Only a few days to go until December and the white stuff is now descending on Fyne Place.
No, not a hot latte or Milky Bar chocolate or Santa’s beard, yet, but the cold, wet white stuff that brings joy to skiers, misery to motorists, relief to unsightly gardens and more pressure on A&E departments as people pirouette painfully and skite about like failed auditionees for Dancing on Ice.
I’m fortunate to have an excellent, albeit occasionally noisy, snow-clearing machine here that handles all but the deepest drifts. It’s a joy to watch as daylight breaks. But enough about Mrs F. All I can usually see of her through her head-to-toe winter gear is her eyes as she manfully shovels the snow aside, looking like a picture of a coal miner in negative.
If the eyes are wide and bright, all is well, but if they’re narrowed and focused like an angry sparrowhawk, it’s time I stopped slouching and did more shovelling.
The first snow flurries not only bring out the skis and sledges but also those poor deluded souls who think that just because they have big four-wheel-drive vehicles in which they’ve lumbered around expensively since last winter, it now means they are immune from treacherous road conditions and can speed about like would-be Max Verstappens, cocking an arrogant snook at those of us in more humble modes of transport.
They are easy to spot; they’re the ones subsequently standing forlornly by their vehicles waiting for a tractor to come and pull them out of the ditch they’ve careered into. Touché, I say.
My diary shows that this weekend last year, we were enjoying the brief respite between the end of the summer lockdown and the start of the Christmas one by spending time walking in the hills in glorious blue-sky sunny weather.
I have pictures of us with not a snowflake in sight, and by that I mean the natural ones, thankfully not the modern Millennials of the so-called “Generation Snowflake”; people who are self-obsessed and fragile, easily offended, or unable to deal with opposing opinions.
There was a veritable blizzard of them exercising their indignation when the public artwork, The Gathering Place, was unveiled on the banks of the River Ness at Inverness last month.
I spent time sitting there this week, not only recalling my own eye-watering Highland gathering when I walked quickly away from the car not realising my kilt was caught in the door, but also trying to fathom how the brief to create something that “re-connects the city with the river, drawing out its stories, engendering a sense of place and creating access to the river”, became an undistinguished stone pier with, currently, no access for people with disabilities.
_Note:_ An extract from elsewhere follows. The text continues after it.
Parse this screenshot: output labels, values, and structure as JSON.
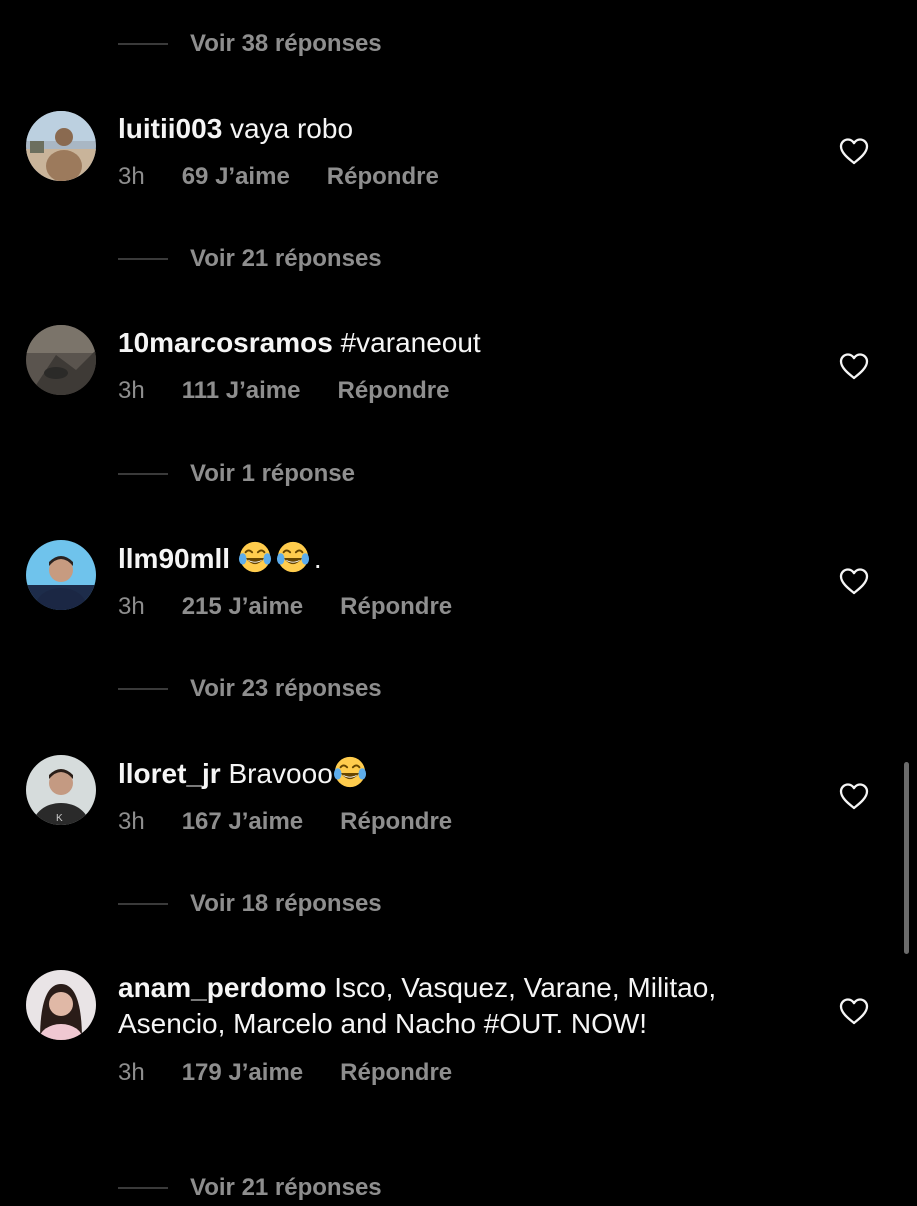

It’s not unpleasant. It’s arguably quite good. The Moray-sourced stone is a splendidly mellow colour and the structure largely inoffensive, but for the money I reckon an opportunity has been missed.
I like public artworks and many bring benefit to the places in which they’re found. Take the wonderful Kelpies near Falkirk, the iconic Angel of the North near Newcastle, the witty clock on legs near Glasgow’s Buchanan Street bus station, the M8’s heavy horse or Arria, the colourful female figure standing beside the M80 at Cumbernauld. Each is distinctive, photogenic and memorable. Even Evanton’s Fyrish monument has a certain mystique and beauty about it.
Not so The Gathering Place, sadly. I can’t imagine hordes of foreign tourists snapping away with smartphones to post images of it to family and friends back home, nor can I imagine visitors detouring just to visit it.
Inverness could have done better with a brochure-busting icon that said more about the unrivalled heritage and vision of the city, the Highlands and Scotland in general.
Perhaps opinion will see-saw in future, unlike the subsequently abandoned plan for such a structure beside the Ness, but I’m not convinced.
Anyway, Mrs F quite likes it so that’s the end of the matter.
Worryingly, she thinks I might have a hint of frosty snowflake about me now. I hope not, but her eyes are narrowing menacingly so that means it’s time I gathered my thoughts, boots and bobble-hat and started shovelling, too.